Anyway, so a new study, which (among other things) compared the genome of Y. pestis with that of the closely related Y. pseudotuberculosis, found that:
[T]he Y. pestis species was missing six sRNAs that Y. pseudotuberculosis possesses. Further, these six sRNAs regulate the production of proteins that help enable the bacteria to cause disease.
Mr Thomas wishes to argue that the reason why Y. pestis is virulent (and Y. pseudotuberculosis is not) is that it has lost information and denegrated since, and as a result of, The Fall.
Could a loss of important sRNAs in an ancient population of Y. pseudotuberculosis have led to Y. pestis and the plague? If so, this would again demonstrate that disease-causing germs resulted not from direct creation or Darwinian evolution, but rather from the sin-cursed condition of this world, in which all living systems are subject to corruption and decay.
For one thing, I fail to see how all this rules out evolution at all.* More importantly, we have the problem that the study itself does not seem to agree with Mr Thomas’ conclusions.
This is PNAS, which means that I can only see the abstract if, like today, nobody has posted the pdf of the paper else-ware on the net. However, the abstract is usually the most (important-)information-dense part of a paper, and summarises the whole thing. I don’t think that it is particularly likely that the first line of the part I can’t see begins: “Fooled ya! We actually mean the complete opposite to what you just read.” Here, then, is an important sentance from the abstract, bold by me:
Deletion of multiple sRNAs in Y. pseudotuberculosis leads to attenuation of the pathogen in a mouse model of yersiniosis, as does the inactivation in Y. pestis of a conserved, Yersinia-specific sRNA in a mouse model of pneumonic plague.

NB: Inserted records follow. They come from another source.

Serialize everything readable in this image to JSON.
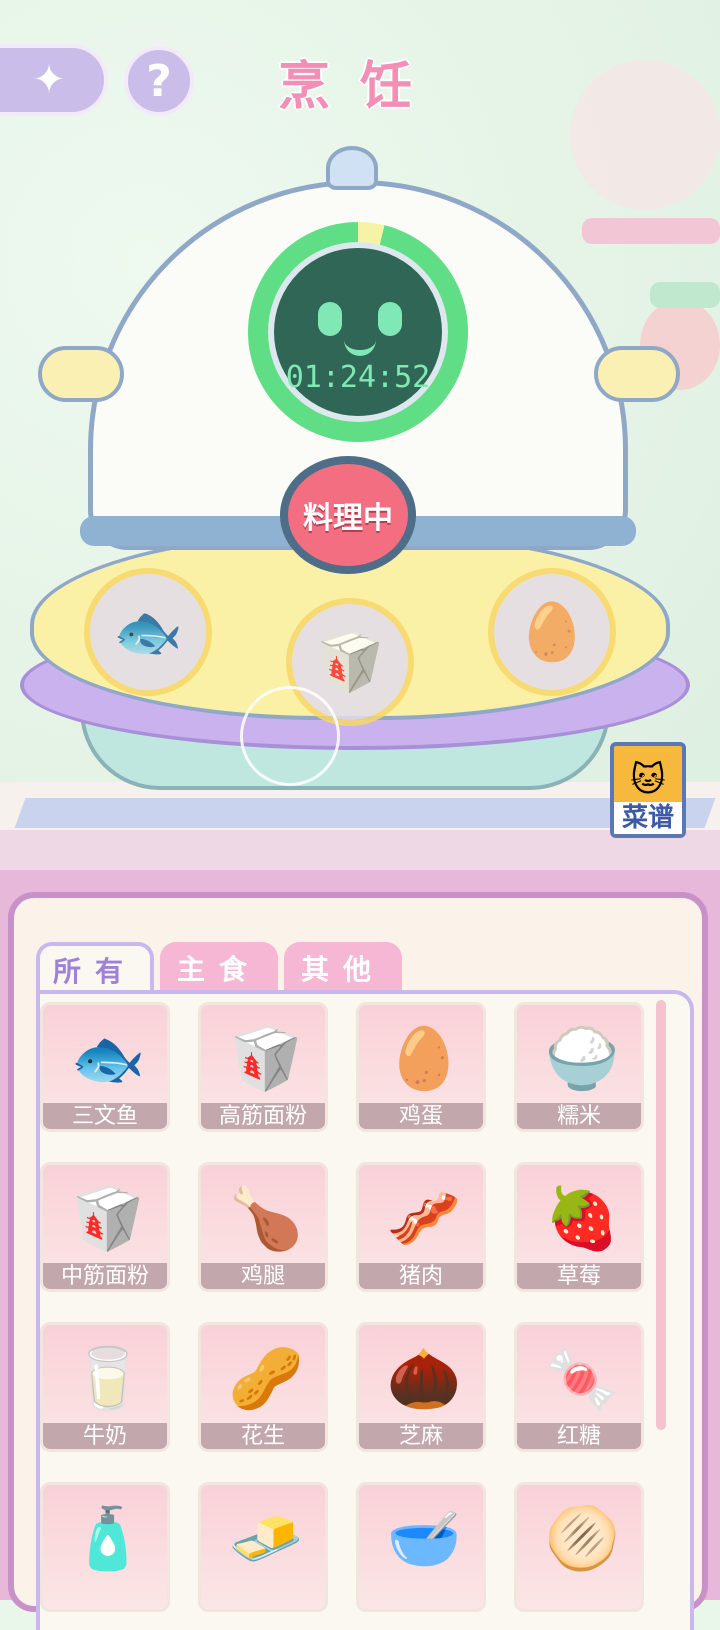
{
  "header": {
    "title": "烹饪",
    "back_icon": "back-arrow-icon",
    "help_label": "?"
  },
  "cooker": {
    "timer": "01:24:52",
    "timer_progress": 0.96,
    "cook_button_label": "料理中",
    "slots": [
      {
        "name": "salmon",
        "icon": "🐟"
      },
      {
        "name": "bread-flour",
        "icon": "🥡"
      },
      {
        "name": "eggs",
        "icon": "🥚"
      }
    ]
  },
  "recipe_button_label": "菜谱",
  "tabs": [
    {
      "label": "所有",
      "active": true
    },
    {
      "label": "主食",
      "active": false
    },
    {
      "label": "其他",
      "active": false
    }
  ],
  "items": [
    {
      "label": "三文鱼",
      "icon": "🐟"
    },
    {
      "label": "高筋面粉",
      "icon": "🥡"
    },
    {
      "label": "鸡蛋",
      "icon": "🥚"
    },
    {
      "label": "糯米",
      "icon": "🍚"
    },
    {
      "label": "中筋面粉",
      "icon": "🥡"
    },
    {
      "label": "鸡腿",
      "icon": "🍗"
    },
    {
      "label": "猪肉",
      "icon": "🥓"
    },
    {
      "label": "草莓",
      "icon": "🍓"
    },
    {
      "label": "牛奶",
      "icon": "🥛"
    },
    {
      "label": "花生",
      "icon": "🥜"
    },
    {
      "label": "芝麻",
      "icon": "🌰"
    },
    {
      "label": "红糖",
      "icon": "🍬"
    },
    {
      "label": "",
      "icon": "🧴"
    },
    {
      "label": "",
      "icon": "🧈"
    },
    {
      "label": "",
      "icon": "🥣"
    },
    {
      "label": "",
      "icon": "🫓"
    }
  ],
  "colors": {
    "accent_pink": "#f38fb5",
    "timer_green": "#7fe8b4",
    "cook_red": "#f36e80"
  }
}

In short, even if the removal of some of the sRNAs studied causes virulence, there are other things that, when they are removed, reduce the danger of the bacteria. This at very least implies that the ‘decay from the Fall’ had to add things to the Y. pestis genome to get it to kill people. I’d certainly say that there is at least as much evidence for that in this study than there is for B.T.’s idea.
Where does that leave us? With the concluding statement already lying in tatters, I would say:
Thus, according to the evidence, Yersinia was originally well-created as a useful soil and gut bacteria, but some of the formerly precise mechanisms appear to have broken down in Y. pestis. The intricate cell-host communication systems were marred after sin entered the world through Adam, resulting in pathogenic instead of beneficial bacteria.
So I’ll just end it now, I think…
I’d call this a Type AE: Misrepresented Study.
And before you ask, it was a very nice apple, thank you.
*Of course, it is impossible to rule out the possibility that an omnipotent, omniscient, and, above all, omnidickish Creator couldn’t have created Y. pestis as is, while making it look like it was evolved/denigrated. It is also impossible to rule out the possibility that He did it all just last Thursday.